Our press release was picked up by the BBC, the Daily Mirror and a host of other outlets. Questions were even asked of Prime Minister, Katrin Jakobsdottir, during a NATO meeting.

And then came the further push we needed: the scientists themselves approached the authorities, demanding early testing to confirm whether a blue whale had indeed been taken and citing Icelandic legislation which provides for the whaling boats to be grounded if an alleged illegal kill has taken place.

Their intervention was much appreciated. It attracted a great deal of media attention and has certainly upped the pace of this investigation.
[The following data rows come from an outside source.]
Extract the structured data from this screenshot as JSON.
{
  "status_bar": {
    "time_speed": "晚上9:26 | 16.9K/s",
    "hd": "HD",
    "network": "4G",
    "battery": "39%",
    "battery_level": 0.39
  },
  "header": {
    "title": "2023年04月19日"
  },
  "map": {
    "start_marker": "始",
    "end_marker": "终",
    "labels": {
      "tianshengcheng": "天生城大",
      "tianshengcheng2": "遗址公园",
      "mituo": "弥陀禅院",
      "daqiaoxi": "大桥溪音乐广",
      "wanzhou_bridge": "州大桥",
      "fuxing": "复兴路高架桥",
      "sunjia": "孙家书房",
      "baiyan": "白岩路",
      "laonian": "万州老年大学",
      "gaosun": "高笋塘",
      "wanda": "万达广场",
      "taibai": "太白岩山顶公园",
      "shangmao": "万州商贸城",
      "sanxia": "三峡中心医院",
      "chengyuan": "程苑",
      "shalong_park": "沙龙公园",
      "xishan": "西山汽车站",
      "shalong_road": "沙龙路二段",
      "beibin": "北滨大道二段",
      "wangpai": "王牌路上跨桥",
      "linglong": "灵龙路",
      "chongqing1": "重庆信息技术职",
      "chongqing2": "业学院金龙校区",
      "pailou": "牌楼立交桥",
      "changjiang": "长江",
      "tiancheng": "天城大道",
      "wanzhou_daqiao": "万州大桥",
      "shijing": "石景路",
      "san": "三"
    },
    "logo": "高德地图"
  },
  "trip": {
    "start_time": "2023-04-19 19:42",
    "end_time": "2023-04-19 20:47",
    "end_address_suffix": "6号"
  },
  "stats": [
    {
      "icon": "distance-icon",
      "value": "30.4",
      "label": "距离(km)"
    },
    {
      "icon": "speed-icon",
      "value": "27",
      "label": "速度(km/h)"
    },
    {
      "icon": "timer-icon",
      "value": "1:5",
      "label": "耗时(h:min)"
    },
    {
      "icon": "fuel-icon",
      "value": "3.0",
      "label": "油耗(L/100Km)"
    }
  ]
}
Throughout, the whalers and the authorities have clung stubbornly to the official line, namely that the whale in question is a hybrid (and therefore, they say, not a big issue and an ‘allowable’ – if somewhat unfortunate – mistake). They originally said that they wouldn’t test samples from this whale until the autumn, but growing pressure has forced a U-turn and our hope is that DNA testing will now take place within days. Importantly, too, the massive media interest and the knowledge that the world is watching seems to have reinvigorated the desire of the prime minister to tackle the growing problem of whaling, as she recognises it is damaging her country’s image.

Why does it matter whether this whale is a blue or a hybrid?

Blue whales are internationally protected. The IWC banned the hunting of blues as far back as 1966 and whilst Spanish whalers killed a blue whale in 1978, most countries have respected this ban and blue whales, rightly, have an iconic status.

Killing a blue whale is illegal – even within Iceland, there would be strict penalties and massive damage to the country in PR terms.

This incident raises further disturbing questions: if the whalers can’t tell a blue whale (or a hybrid that looks darned like a blue whale) in the water, how can they claim their hunts are well-managed and sustainable? Surely this demonstrates that their whaling is out of control?

WDC has always said that there is no humane way to kill a whale at sea. Many whales do not die instantly and may suffer for a considerable time in terror and agony before succumbing to a second harpoon or rifle bullet.  Reaching up to 33m, the blue whale is the largest creature on Earth – the largest ever to have lived – imagine how much it takes to kill a creature that big?

And whilst the whalers dismiss hybrid whales as ‘anomalies of nature’, they are actually very rare and therefore, important to science. Five blue/fin hybrids have been identified by researchers since 1986 around Iceland.  Four of these are already dead: killed by Icelandic whalers. One has become famous and is very popular with whale watchers off Husavik and was identified as a hybrid using non-lethal methods.

What happens next?

Massive pressure from scientists, the media and the public have already ensured that the genetic testing of Whale 22 will be fast-tracked. We also need the results to be fair and transparent.

Join the protest this Friday!

If you are in central London this Friday, 20 July at 1pm, you can join a peaceful protest outside the Icelandic embassy in Knightsbridge. I will be there!

About Vanessa Williams-Grey

Policy manager - Stop Whaling and Responsible Whale Watching